Our latest Tale for Our Time charges on - the first published novel by Agatha Christie, written at the height of the Great War and introducing the world to Hercule Poirot. Just ahead of tonight's episode, thank you for all your kind comments about my latest Sunday poem - The Jabberwocky by Lewis Carroll. Bernadette Cahill, a Mark Steyn Club member from Mississippi, says:
Mark: this is an inspired choice of poem for the world we live in these days... Your delivery was terrific. You gave the strange sounds a power that they never had when I was reading the poem to myself years ago. To a kid, it just sounded funny. Today it conveyed evil.
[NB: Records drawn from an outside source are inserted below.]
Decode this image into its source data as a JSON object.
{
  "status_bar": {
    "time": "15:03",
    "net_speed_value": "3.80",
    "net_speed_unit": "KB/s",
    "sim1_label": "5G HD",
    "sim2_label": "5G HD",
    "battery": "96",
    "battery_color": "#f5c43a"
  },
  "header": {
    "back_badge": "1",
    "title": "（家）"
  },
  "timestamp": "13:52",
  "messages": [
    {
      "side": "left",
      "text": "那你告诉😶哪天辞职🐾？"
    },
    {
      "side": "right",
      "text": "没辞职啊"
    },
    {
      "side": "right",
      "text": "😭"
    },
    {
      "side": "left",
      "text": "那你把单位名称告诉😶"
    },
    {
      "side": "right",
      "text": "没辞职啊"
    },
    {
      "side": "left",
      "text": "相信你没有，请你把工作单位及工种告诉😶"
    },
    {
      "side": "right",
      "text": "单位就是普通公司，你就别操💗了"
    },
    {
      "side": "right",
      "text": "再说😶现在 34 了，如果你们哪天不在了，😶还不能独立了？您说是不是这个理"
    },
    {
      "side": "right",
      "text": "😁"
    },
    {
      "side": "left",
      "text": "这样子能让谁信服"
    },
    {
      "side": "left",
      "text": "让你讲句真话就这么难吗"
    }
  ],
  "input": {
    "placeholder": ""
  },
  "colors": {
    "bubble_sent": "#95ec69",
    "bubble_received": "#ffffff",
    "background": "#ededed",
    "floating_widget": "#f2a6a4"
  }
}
Thank you, Bernadette. David Moon, a Connecticut Steyn Clubber, writes:
I recited this for my high school English class in 1968. Was a big fan of both books and re-read many times. I never realized that chortled was a made-up word - it just sounds so right. I looked at the Merriam-Webster dictionary site and they use the line from Jabberwocky as an example of usage. They also note the first use of the word in 1871, but don't connect the dots. No etymology is given for the word.
'Beamish' and 'manxome' never really caught on. Although, M-W does list beamish in the dictionary with the only example of usage 'a beamish boy'.
To which Steven Sicotte, a Louisiana member, adds a poignant footnote:
The Jabberwocky was my first born's favorite poem. I liked to call him my beamish boy. I miss him like crazy.
A beamish boy forever, Steven.
We will have another Sunday Poem for Club members soon. You can find all of them here.
In tonight's episode of The Mysterious Affair at Styles, Captain Hastings passes the old Raikes place, where the farmer's pretty young wife is said to have been enjoying the attentions of a certain local squire:
As I walked away, I met an aged rustic, who leered at me cunningly.
"You'm from the Hall, bain't you?" he asked.
"Yes. I'm looking for a friend of mine whom I thought might have walked this way."
"A little chap? As waves his hands when he talks? One of them Belgies from the village?"
"Yes," I said eagerly. "He has been here, then?"
"Oh, ay, he's been here, right enough. More'n once too. Friend of yours, is he? Ah, you gentlemen from the Hall—you'm a pretty lot!" And he leered more jocosely than ever.
"Why, do the gentlemen from the Hall come here often?" I asked, as carelessly as I could.
He winked at me knowingly.
"One does, mister. Naming no names, mind. And a very liberal gentleman too! Oh, thank you, sir, I'm sure."
If you've yet to hear any of our Tales for Our Time, you can do so by joining The Mark Steyn Club. Membership is available now - and, if you sign up, you'll be all set for Part Ten of The Mysterious Affair at Styles this time tomorrow (and all the earlier episodes, of course). And, if you've a friend who likes classic fiction, don't forget our special Gift Membership.